→ **Activity**: Your copy of the data should leave out the images and match everything else exactly.

→ **Data provided**:

○ ○ ○ ○ ○ ○ ○

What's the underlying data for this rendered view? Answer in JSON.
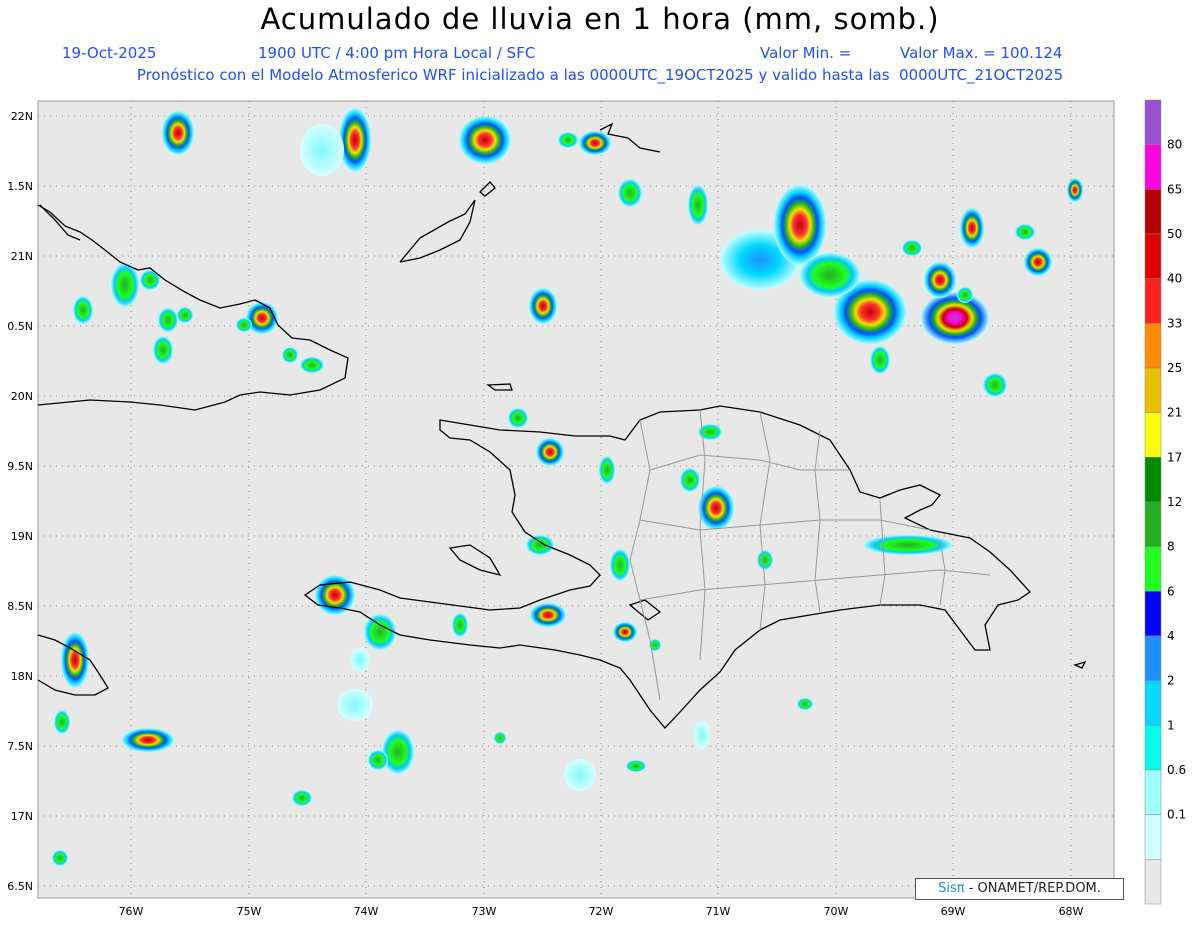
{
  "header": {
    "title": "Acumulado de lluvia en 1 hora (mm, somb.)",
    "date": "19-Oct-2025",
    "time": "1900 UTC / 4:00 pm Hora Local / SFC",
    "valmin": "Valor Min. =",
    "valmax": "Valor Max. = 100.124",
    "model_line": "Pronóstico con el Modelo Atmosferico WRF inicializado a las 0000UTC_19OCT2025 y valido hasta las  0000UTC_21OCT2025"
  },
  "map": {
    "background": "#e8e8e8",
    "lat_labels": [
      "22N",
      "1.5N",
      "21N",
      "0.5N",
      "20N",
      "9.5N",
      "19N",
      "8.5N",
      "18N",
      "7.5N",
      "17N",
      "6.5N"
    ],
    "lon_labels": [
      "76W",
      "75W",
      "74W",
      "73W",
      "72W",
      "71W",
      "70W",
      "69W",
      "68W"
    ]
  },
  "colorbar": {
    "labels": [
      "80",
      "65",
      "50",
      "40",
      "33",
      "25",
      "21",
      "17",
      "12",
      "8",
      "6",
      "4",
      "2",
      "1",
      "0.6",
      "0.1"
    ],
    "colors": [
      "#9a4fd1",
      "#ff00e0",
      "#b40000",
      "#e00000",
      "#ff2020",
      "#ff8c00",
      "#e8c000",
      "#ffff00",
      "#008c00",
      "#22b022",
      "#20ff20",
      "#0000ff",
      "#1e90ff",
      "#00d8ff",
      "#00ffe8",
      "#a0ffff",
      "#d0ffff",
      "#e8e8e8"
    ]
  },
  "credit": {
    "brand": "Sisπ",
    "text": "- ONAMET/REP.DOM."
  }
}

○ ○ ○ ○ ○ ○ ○

→ **Written solution**:
What's the underlying data for this rendered view? Answer in JSON.
{
  "header": {
    "title": "Acumulado de lluvia en 1 hora (mm, somb.)",
    "date": "19-Oct-2025",
    "time": "1900 UTC / 4:00 pm Hora Local / SFC",
    "valmin": "Valor Min. =",
    "valmax": "Valor Max. = 100.124",
    "model_line": "Pronóstico con el Modelo Atmosferico WRF inicializado a las 0000UTC_19OCT2025 y valido hasta las  0000UTC_21OCT2025"
  },
  "map": {
    "background": "#e8e8e8",
    "lat_labels": [
      "22N",
      "1.5N",
      "21N",
      "0.5N",
      "20N",
      "9.5N",
      "19N",
      "8.5N",
      "18N",
      "7.5N",
      "17N",
      "6.5N"
    ],
    "lon_labels": [
      "76W",
      "75W",
      "74W",
      "73W",
      "72W",
      "71W",
      "70W",
      "69W",
      "68W"
    ]
  },
  "colorbar": {
    "labels": [
      "80",
      "65",
      "50",
      "40",
      "33",
      "25",
      "21",
      "17",
      "12",
      "8",
      "6",
      "4",
      "2",
      "1",
      "0.6",
      "0.1"
    ],
    "colors": [
      "#9a4fd1",
      "#ff00e0",
      "#b40000",
      "#e00000",
      "#ff2020",
      "#ff8c00",
      "#e8c000",
      "#ffff00",
      "#008c00",
      "#22b022",
      "#20ff20",
      "#0000ff",
      "#1e90ff",
      "#00d8ff",
      "#00ffe8",
      "#a0ffff",
      "#d0ffff",
      "#e8e8e8"
    ]
  },
  "credit": {
    "brand": "Sisπ",
    "text": "- ONAMET/REP.DOM."
  }
}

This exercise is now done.